Work required:
This exercise requires every record to be repeated exactly.

Data excerpts:
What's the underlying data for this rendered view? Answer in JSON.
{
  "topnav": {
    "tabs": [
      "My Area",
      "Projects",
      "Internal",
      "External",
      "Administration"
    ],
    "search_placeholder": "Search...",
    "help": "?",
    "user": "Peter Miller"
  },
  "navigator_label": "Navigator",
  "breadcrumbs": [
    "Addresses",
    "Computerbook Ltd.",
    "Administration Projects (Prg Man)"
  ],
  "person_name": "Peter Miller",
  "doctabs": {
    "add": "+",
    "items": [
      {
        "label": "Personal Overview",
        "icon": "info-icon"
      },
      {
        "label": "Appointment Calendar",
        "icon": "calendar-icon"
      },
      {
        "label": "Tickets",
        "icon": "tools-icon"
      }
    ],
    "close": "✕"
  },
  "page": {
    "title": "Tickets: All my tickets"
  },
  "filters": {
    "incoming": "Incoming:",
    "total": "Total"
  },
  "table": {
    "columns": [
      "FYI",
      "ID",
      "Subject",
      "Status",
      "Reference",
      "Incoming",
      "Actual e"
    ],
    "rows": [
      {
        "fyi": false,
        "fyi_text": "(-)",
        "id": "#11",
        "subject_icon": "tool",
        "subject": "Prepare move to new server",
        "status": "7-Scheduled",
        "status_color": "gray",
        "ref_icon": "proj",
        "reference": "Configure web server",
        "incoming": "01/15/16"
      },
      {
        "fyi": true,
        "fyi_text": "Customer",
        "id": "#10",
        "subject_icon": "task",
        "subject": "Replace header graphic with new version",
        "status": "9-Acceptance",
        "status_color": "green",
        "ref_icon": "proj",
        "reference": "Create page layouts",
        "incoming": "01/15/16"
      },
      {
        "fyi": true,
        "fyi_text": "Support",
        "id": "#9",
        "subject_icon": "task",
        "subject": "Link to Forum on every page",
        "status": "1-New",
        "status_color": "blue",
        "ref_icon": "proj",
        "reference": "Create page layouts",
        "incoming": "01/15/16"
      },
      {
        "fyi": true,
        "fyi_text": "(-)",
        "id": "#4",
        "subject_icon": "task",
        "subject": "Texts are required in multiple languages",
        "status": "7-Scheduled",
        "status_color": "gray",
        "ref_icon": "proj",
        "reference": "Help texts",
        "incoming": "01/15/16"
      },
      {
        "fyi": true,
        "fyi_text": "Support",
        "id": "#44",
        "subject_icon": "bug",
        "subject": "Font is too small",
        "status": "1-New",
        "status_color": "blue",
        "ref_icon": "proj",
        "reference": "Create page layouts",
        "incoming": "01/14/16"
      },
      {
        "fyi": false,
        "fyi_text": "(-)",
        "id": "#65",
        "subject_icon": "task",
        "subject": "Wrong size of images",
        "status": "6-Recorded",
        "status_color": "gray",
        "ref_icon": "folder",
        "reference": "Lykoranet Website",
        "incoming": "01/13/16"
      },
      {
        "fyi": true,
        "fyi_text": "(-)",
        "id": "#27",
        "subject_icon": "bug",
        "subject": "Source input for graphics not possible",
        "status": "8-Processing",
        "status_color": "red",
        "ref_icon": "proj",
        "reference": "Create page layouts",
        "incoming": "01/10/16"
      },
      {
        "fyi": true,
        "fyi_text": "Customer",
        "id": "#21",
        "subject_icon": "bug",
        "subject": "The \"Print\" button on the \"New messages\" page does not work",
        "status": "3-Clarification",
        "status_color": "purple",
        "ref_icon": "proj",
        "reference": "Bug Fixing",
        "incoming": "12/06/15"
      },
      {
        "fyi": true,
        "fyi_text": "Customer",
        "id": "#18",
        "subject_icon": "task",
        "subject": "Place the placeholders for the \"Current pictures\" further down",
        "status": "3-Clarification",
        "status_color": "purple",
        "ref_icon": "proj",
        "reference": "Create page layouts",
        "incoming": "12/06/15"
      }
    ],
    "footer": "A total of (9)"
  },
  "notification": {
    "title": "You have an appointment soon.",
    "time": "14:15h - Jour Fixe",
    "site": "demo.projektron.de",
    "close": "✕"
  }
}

Solution to this exercise:
What's the underlying data for this rendered view? Answer in JSON.
{
  "topnav": {
    "tabs": [
      "My Area",
      "Projects",
      "Internal",
      "External",
      "Administration"
    ],
    "search_placeholder": "Search...",
    "help": "?",
    "user": "Peter Miller"
  },
  "navigator_label": "Navigator",
  "breadcrumbs": [
    "Addresses",
    "Computerbook Ltd.",
    "Administration Projects (Prg Man)"
  ],
  "person_name": "Peter Miller",
  "doctabs": {
    "add": "+",
    "items": [
      {
        "label": "Personal Overview",
        "icon": "info-icon"
      },
      {
        "label": "Appointment Calendar",
        "icon": "calendar-icon"
      },
      {
        "label": "Tickets",
        "icon": "tools-icon"
      }
    ],
    "close": "✕"
  },
  "page": {
    "title": "Tickets: All my tickets"
  },
  "filters": {
    "incoming": "Incoming:",
    "total": "Total"
  },
  "table": {
    "columns": [
      "FYI",
      "ID",
      "Subject",
      "Status",
      "Reference",
      "Incoming",
      "Actual e"
    ],
    "rows": [
      {
        "fyi": false,
        "fyi_text": "(-)",
        "id": "#11",
        "subject_icon": "tool",
        "subject": "Prepare move to new server",
        "status": "7-Scheduled",
        "status_color": "gray",
        "ref_icon": "proj",
        "reference": "Configure web server",
        "incoming": "01/15/16"
      },
      {
        "fyi": true,
        "fyi_text": "Customer",
        "id": "#10",
        "subject_icon": "task",
        "subject": "Replace header graphic with new version",
        "status": "9-Acceptance",
        "status_color": "green",
        "ref_icon": "proj",
        "reference": "Create page layouts",
        "incoming": "01/15/16"
      },
      {
        "fyi": true,
        "fyi_text": "Support",
        "id": "#9",
        "subject_icon": "task",
        "subject": "Link to Forum on every page",
        "status": "1-New",
        "status_color": "blue",
        "ref_icon": "proj",
        "reference": "Create page layouts",
        "incoming": "01/15/16"
      },
      {
        "fyi": true,
        "fyi_text": "(-)",
        "id": "#4",
        "subject_icon": "task",
        "subject": "Texts are required in multiple languages",
        "status": "7-Scheduled",
        "status_color": "gray",
        "ref_icon": "proj",
        "reference": "Help texts",
        "incoming": "01/15/16"
      },
      {
        "fyi": true,
        "fyi_text": "Support",
        "id": "#44",
        "subject_icon": "bug",
        "subject": "Font is too small",
        "status": "1-New",
        "status_color": "blue",
        "ref_icon": "proj",
        "reference": "Create page layouts",
        "incoming": "01/14/16"
      },
      {
        "fyi": false,
        "fyi_text": "(-)",
        "id": "#65",
        "subject_icon": "task",
        "subject": "Wrong size of images",
        "status": "6-Recorded",
        "status_color": "gray",
        "ref_icon": "folder",
        "reference": "Lykoranet Website",
        "incoming": "01/13/16"
      },
      {
        "fyi": true,
        "fyi_text": "(-)",
        "id": "#27",
        "subject_icon": "bug",
        "subject": "Source input for graphics not possible",
        "status": "8-Processing",
        "status_color": "red",
        "ref_icon": "proj",
        "reference": "Create page layouts",
        "incoming": "01/10/16"
      },
      {
        "fyi": true,
        "fyi_text": "Customer",
        "id": "#21",
        "subject_icon": "bug",
        "subject": "The \"Print\" button on the \"New messages\" page does not work",
        "status": "3-Clarification",
        "status_color": "purple",
        "ref_icon": "proj",
        "reference": "Bug Fixing",
        "incoming": "12/06/15"
      },
      {
        "fyi": true,
        "fyi_text": "Customer",
        "id": "#18",
        "subject_icon": "task",
        "subject": "Place the placeholders for the \"Current pictures\" further down",
        "status": "3-Clarification",
        "status_color": "purple",
        "ref_icon": "proj",
        "reference": "Create page layouts",
        "incoming": "12/06/15"
      }
    ],
    "footer": "A total of (9)"
  },
  "notification": {
    "title": "You have an appointment soon.",
    "time": "14:15h - Jour Fixe",
    "site": "demo.projektron.de",
    "close": "✕"
  }
}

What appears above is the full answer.